= Assignment =
What you return must match the listing below exactly.

= Data section =
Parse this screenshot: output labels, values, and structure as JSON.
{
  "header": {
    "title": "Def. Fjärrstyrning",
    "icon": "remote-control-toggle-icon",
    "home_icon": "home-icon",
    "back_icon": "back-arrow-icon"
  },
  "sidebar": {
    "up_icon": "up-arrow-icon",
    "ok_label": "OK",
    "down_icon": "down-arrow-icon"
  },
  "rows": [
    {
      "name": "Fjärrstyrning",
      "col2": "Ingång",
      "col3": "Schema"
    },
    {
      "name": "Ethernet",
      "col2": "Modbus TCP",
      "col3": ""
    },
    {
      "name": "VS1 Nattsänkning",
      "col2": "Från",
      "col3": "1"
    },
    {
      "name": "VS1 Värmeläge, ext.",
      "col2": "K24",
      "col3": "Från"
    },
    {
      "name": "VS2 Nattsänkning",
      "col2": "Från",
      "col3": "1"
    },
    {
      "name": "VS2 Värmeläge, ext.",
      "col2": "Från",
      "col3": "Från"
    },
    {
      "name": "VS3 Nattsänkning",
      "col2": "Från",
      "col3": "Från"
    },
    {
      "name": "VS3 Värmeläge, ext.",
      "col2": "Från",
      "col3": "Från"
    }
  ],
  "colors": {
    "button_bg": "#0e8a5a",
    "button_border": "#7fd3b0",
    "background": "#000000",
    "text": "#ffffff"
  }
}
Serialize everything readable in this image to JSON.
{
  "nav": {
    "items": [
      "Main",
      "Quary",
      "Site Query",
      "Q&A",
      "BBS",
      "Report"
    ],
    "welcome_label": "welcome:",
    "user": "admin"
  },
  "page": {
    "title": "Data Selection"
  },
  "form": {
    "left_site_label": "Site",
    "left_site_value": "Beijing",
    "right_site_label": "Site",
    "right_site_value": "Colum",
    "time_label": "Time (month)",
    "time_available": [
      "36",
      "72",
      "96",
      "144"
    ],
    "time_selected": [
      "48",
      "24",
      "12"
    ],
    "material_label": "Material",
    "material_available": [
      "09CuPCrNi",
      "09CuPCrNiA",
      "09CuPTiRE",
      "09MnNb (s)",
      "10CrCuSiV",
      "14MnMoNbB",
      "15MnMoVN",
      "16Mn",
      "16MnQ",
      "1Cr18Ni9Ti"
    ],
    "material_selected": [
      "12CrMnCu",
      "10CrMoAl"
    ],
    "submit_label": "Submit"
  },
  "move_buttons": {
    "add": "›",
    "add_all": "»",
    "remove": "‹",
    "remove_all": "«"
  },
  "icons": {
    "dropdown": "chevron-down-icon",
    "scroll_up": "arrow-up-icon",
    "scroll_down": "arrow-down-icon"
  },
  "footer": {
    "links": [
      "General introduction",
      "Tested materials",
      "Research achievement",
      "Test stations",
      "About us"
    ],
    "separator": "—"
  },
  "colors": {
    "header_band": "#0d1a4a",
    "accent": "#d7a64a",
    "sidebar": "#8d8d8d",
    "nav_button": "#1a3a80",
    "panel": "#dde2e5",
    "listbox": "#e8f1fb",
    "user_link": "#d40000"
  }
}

= Your solution =
Parse this screenshot: output labels, values, and structure as JSON.
{
  "header": {
    "title": "Def. Fjärrstyrning",
    "icon": "remote-control-toggle-icon",
    "home_icon": "home-icon",
    "back_icon": "back-arrow-icon"
  },
  "sidebar": {
    "up_icon": "up-arrow-icon",
    "ok_label": "OK",
    "down_icon": "down-arrow-icon"
  },
  "rows": [
    {
      "name": "Fjärrstyrning",
      "col2": "Ingång",
      "col3": "Schema"
    },
    {
      "name": "Ethernet",
      "col2": "Modbus TCP",
      "col3": ""
    },
    {
      "name": "VS1 Nattsänkning",
      "col2": "Från",
      "col3": "1"
    },
    {
      "name": "VS1 Värmeläge, ext.",
      "col2": "K24",
      "col3": "Från"
    },
    {
      "name": "VS2 Nattsänkning",
      "col2": "Från",
      "col3": "1"
    },
    {
      "name": "VS2 Värmeläge, ext.",
      "col2": "Från",
      "col3": "Från"
    },
    {
      "name": "VS3 Nattsänkning",
      "col2": "Från",
      "col3": "Från"
    },
    {
      "name": "VS3 Värmeläge, ext.",
      "col2": "Från",
      "col3": "Från"
    }
  ],
  "colors": {
    "button_bg": "#0e8a5a",
    "button_border": "#7fd3b0",
    "background": "#000000",
    "text": "#ffffff"
  }
}
Serialize everything readable in this image to JSON.
{
  "nav": {
    "items": [
      "Main",
      "Quary",
      "Site Query",
      "Q&A",
      "BBS",
      "Report"
    ],
    "welcome_label": "welcome:",
    "user": "admin"
  },
  "page": {
    "title": "Data Selection"
  },
  "form": {
    "left_site_label": "Site",
    "left_site_value": "Beijing",
    "right_site_label": "Site",
    "right_site_value": "Colum",
    "time_label": "Time (month)",
    "time_available": [
      "36",
      "72",
      "96",
      "144"
    ],
    "time_selected": [
      "48",
      "24",
      "12"
    ],
    "material_label": "Material",
    "material_available": [
      "09CuPCrNi",
      "09CuPCrNiA",
      "09CuPTiRE",
      "09MnNb (s)",
      "10CrCuSiV",
      "14MnMoNbB",
      "15MnMoVN",
      "16Mn",
      "16MnQ",
      "1Cr18Ni9Ti"
    ],
    "material_selected": [
      "12CrMnCu",
      "10CrMoAl"
    ],
    "submit_label": "Submit"
  },
  "move_buttons": {
    "add": "›",
    "add_all": "»",
    "remove": "‹",
    "remove_all": "«"
  },
  "icons": {
    "dropdown": "chevron-down-icon",
    "scroll_up": "arrow-up-icon",
    "scroll_down": "arrow-down-icon"
  },
  "footer": {
    "links": [
      "General introduction",
      "Tested materials",
      "Research achievement",
      "Test stations",
      "About us"
    ],
    "separator": "—"
  },
  "colors": {
    "header_band": "#0d1a4a",
    "accent": "#d7a64a",
    "sidebar": "#8d8d8d",
    "nav_button": "#1a3a80",
    "panel": "#dde2e5",
    "listbox": "#e8f1fb",
    "user_link": "#d40000"
  }
}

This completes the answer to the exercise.